*Your goal*
Would you print the data below exactly, leaving out every picture?

*The records*

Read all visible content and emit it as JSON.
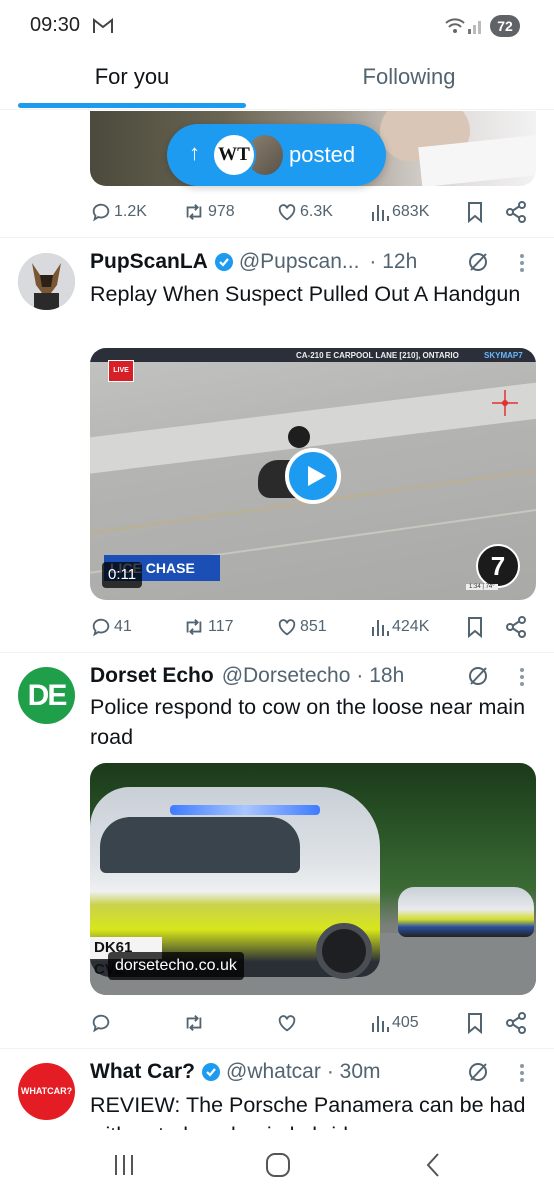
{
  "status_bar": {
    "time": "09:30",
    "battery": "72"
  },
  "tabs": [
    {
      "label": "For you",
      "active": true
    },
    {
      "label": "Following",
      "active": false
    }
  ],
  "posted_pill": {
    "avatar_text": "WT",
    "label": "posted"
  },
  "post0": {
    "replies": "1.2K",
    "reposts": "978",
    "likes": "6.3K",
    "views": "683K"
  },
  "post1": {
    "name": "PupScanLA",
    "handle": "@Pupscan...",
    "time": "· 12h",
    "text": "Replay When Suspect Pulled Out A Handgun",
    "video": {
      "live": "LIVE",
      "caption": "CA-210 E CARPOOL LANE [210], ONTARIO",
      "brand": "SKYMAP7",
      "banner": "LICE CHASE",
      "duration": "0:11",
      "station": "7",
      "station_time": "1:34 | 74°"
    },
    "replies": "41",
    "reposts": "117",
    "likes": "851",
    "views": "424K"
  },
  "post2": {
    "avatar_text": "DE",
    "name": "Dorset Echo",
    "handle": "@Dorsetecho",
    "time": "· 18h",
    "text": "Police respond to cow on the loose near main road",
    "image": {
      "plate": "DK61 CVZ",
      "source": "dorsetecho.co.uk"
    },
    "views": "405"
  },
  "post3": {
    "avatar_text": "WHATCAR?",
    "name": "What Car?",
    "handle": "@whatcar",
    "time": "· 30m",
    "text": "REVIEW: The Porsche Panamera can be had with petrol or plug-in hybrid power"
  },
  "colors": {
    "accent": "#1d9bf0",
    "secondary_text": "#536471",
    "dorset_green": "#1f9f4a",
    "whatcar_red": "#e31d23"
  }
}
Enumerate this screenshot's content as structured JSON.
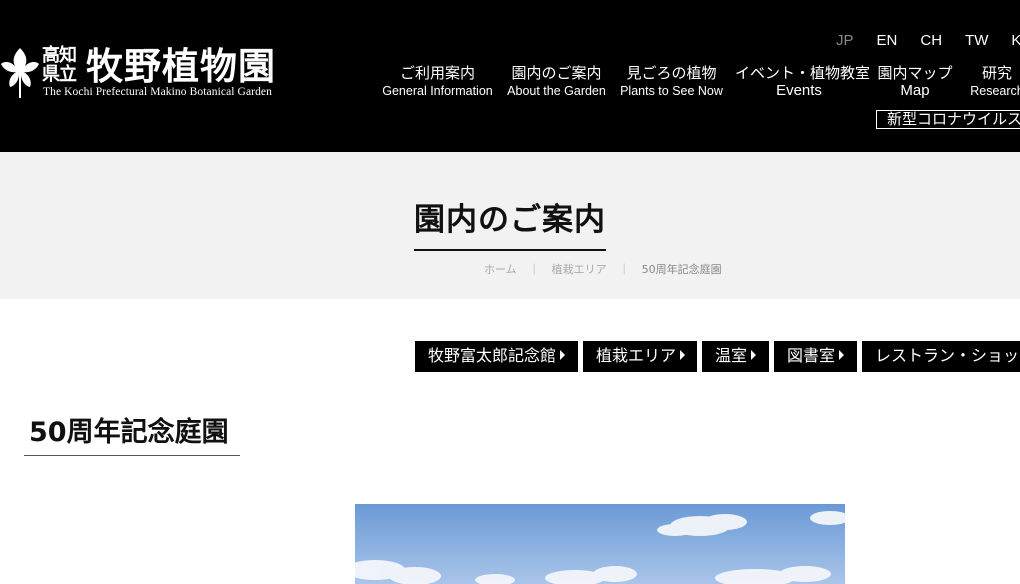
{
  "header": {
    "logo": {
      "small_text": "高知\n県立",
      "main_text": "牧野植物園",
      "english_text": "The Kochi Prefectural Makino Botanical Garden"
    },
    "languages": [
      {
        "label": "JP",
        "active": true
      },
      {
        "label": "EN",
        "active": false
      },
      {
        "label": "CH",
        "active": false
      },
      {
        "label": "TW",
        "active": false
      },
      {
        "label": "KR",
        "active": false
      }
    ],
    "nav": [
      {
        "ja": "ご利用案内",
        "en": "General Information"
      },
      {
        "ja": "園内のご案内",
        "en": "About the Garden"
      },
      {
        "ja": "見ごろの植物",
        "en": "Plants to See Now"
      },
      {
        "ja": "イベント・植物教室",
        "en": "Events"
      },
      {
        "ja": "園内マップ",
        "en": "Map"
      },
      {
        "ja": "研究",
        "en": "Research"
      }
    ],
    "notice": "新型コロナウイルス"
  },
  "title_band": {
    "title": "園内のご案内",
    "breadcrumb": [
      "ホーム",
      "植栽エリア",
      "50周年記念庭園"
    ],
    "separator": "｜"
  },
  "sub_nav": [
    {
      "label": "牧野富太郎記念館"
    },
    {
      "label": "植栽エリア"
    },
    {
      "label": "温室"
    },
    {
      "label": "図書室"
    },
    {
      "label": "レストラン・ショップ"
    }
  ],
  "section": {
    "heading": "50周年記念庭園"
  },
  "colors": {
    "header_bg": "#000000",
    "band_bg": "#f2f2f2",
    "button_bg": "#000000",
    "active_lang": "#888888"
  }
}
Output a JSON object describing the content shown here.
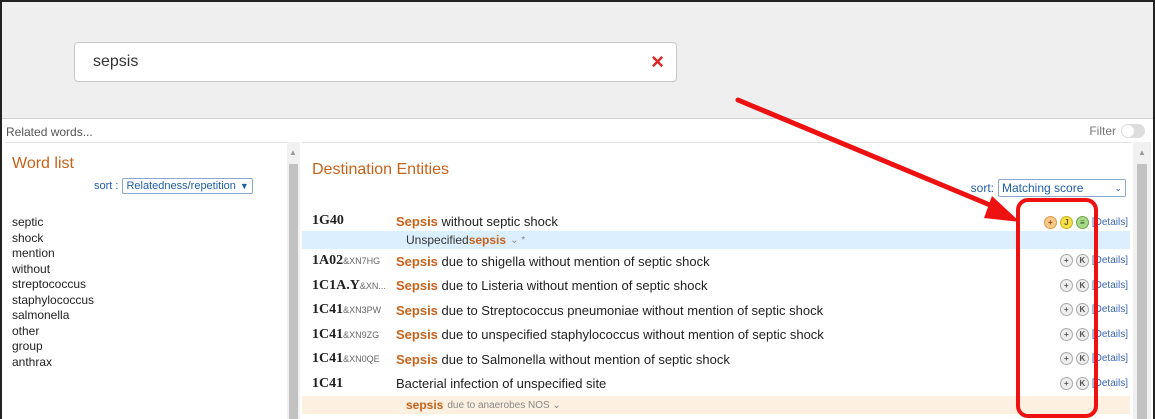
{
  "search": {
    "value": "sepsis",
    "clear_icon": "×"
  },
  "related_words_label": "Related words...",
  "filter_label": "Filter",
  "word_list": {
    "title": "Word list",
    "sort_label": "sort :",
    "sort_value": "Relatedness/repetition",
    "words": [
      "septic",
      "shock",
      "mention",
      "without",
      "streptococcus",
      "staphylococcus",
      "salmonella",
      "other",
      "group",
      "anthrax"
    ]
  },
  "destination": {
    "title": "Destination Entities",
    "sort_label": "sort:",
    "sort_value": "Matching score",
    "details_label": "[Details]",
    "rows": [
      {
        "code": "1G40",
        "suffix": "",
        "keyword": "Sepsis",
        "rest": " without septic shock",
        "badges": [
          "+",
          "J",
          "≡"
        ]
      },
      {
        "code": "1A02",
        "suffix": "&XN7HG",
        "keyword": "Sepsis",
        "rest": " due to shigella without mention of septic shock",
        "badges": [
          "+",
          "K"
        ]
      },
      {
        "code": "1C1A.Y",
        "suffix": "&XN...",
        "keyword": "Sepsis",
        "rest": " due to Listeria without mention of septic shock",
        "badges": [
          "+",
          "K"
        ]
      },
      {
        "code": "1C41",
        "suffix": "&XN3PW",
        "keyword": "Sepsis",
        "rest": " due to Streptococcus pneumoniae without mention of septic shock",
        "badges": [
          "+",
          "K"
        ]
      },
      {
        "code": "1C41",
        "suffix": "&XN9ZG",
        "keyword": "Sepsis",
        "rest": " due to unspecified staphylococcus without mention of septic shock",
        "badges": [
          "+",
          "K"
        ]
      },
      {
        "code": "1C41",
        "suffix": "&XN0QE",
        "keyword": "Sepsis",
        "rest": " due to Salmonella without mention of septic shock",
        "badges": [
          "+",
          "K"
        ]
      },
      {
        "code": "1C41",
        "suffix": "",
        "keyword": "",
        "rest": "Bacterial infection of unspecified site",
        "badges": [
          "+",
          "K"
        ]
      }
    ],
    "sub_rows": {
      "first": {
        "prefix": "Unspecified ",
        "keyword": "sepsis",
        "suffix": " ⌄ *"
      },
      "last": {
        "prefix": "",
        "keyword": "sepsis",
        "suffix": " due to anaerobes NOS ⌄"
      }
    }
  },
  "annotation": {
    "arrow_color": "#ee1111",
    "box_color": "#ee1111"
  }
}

*Answer below*
Read all visible content and emit it as JSON.
{
  "status_bar": {
    "time": "09:30",
    "battery": "72"
  },
  "tabs": [
    {
      "label": "For you",
      "active": true
    },
    {
      "label": "Following",
      "active": false
    }
  ],
  "posted_pill": {
    "avatar_text": "WT",
    "label": "posted"
  },
  "post0": {
    "replies": "1.2K",
    "reposts": "978",
    "likes": "6.3K",
    "views": "683K"
  },
  "post1": {
    "name": "PupScanLA",
    "handle": "@Pupscan...",
    "time": "· 12h",
    "text": "Replay When Suspect Pulled Out A Handgun",
    "video": {
      "live": "LIVE",
      "caption": "CA-210 E CARPOOL LANE [210], ONTARIO",
      "brand": "SKYMAP7",
      "banner": "LICE CHASE",
      "duration": "0:11",
      "station": "7",
      "station_time": "1:34 | 74°"
    },
    "replies": "41",
    "reposts": "117",
    "likes": "851",
    "views": "424K"
  },
  "post2": {
    "avatar_text": "DE",
    "name": "Dorset Echo",
    "handle": "@Dorsetecho",
    "time": "· 18h",
    "text": "Police respond to cow on the loose near main road",
    "image": {
      "plate": "DK61 CVZ",
      "source": "dorsetecho.co.uk"
    },
    "views": "405"
  },
  "post3": {
    "avatar_text": "WHATCAR?",
    "name": "What Car?",
    "handle": "@whatcar",
    "time": "· 30m",
    "text": "REVIEW: The Porsche Panamera can be had with petrol or plug-in hybrid power"
  },
  "colors": {
    "accent": "#1d9bf0",
    "secondary_text": "#536471",
    "dorset_green": "#1f9f4a",
    "whatcar_red": "#e31d23"
  }
}
Enumerate this screenshot's content as structured JSON.
{
  "header": {
    "logo": {
      "small_text": "高知\n県立",
      "main_text": "牧野植物園",
      "english_text": "The Kochi Prefectural Makino Botanical Garden"
    },
    "languages": [
      {
        "label": "JP",
        "active": true
      },
      {
        "label": "EN",
        "active": false
      },
      {
        "label": "CH",
        "active": false
      },
      {
        "label": "TW",
        "active": false
      },
      {
        "label": "KR",
        "active": false
      }
    ],
    "nav": [
      {
        "ja": "ご利用案内",
        "en": "General Information"
      },
      {
        "ja": "園内のご案内",
        "en": "About the Garden"
      },
      {
        "ja": "見ごろの植物",
        "en": "Plants to See Now"
      },
      {
        "ja": "イベント・植物教室",
        "en": "Events"
      },
      {
        "ja": "園内マップ",
        "en": "Map"
      },
      {
        "ja": "研究",
        "en": "Research"
      }
    ],
    "notice": "新型コロナウイルス"
  },
  "title_band": {
    "title": "園内のご案内",
    "breadcrumb": [
      "ホーム",
      "植栽エリア",
      "50周年記念庭園"
    ],
    "separator": "｜"
  },
  "sub_nav": [
    {
      "label": "牧野富太郎記念館"
    },
    {
      "label": "植栽エリア"
    },
    {
      "label": "温室"
    },
    {
      "label": "図書室"
    },
    {
      "label": "レストラン・ショップ"
    }
  ],
  "section": {
    "heading": "50周年記念庭園"
  },
  "colors": {
    "header_bg": "#000000",
    "band_bg": "#f2f2f2",
    "button_bg": "#000000",
    "active_lang": "#888888"
  }
}
Output a JSON object describing the content shown here.
{
  "search": {
    "value": "sepsis",
    "clear_icon": "×"
  },
  "related_words_label": "Related words...",
  "filter_label": "Filter",
  "word_list": {
    "title": "Word list",
    "sort_label": "sort :",
    "sort_value": "Relatedness/repetition",
    "words": [
      "septic",
      "shock",
      "mention",
      "without",
      "streptococcus",
      "staphylococcus",
      "salmonella",
      "other",
      "group",
      "anthrax"
    ]
  },
  "destination": {
    "title": "Destination Entities",
    "sort_label": "sort:",
    "sort_value": "Matching score",
    "details_label": "[Details]",
    "rows": [
      {
        "code": "1G40",
        "suffix": "",
        "keyword": "Sepsis",
        "rest": " without septic shock",
        "badges": [
          "+",
          "J",
          "≡"
        ]
      },
      {
        "code": "1A02",
        "suffix": "&XN7HG",
        "keyword": "Sepsis",
        "rest": " due to shigella without mention of septic shock",
        "badges": [
          "+",
          "K"
        ]
      },
      {
        "code": "1C1A.Y",
        "suffix": "&XN...",
        "keyword": "Sepsis",
        "rest": " due to Listeria without mention of septic shock",
        "badges": [
          "+",
          "K"
        ]
      },
      {
        "code": "1C41",
        "suffix": "&XN3PW",
        "keyword": "Sepsis",
        "rest": " due to Streptococcus pneumoniae without mention of septic shock",
        "badges": [
          "+",
          "K"
        ]
      },
      {
        "code": "1C41",
        "suffix": "&XN9ZG",
        "keyword": "Sepsis",
        "rest": " due to unspecified staphylococcus without mention of septic shock",
        "badges": [
          "+",
          "K"
        ]
      },
      {
        "code": "1C41",
        "suffix": "&XN0QE",
        "keyword": "Sepsis",
        "rest": " due to Salmonella without mention of septic shock",
        "badges": [
          "+",
          "K"
        ]
      },
      {
        "code": "1C41",
        "suffix": "",
        "keyword": "",
        "rest": "Bacterial infection of unspecified site",
        "badges": [
          "+",
          "K"
        ]
      }
    ],
    "sub_rows": {
      "first": {
        "prefix": "Unspecified ",
        "keyword": "sepsis",
        "suffix": " ⌄ *"
      },
      "last": {
        "prefix": "",
        "keyword": "sepsis",
        "suffix": " due to anaerobes NOS ⌄"
      }
    }
  },
  "annotation": {
    "arrow_color": "#ee1111",
    "box_color": "#ee1111"
  }
}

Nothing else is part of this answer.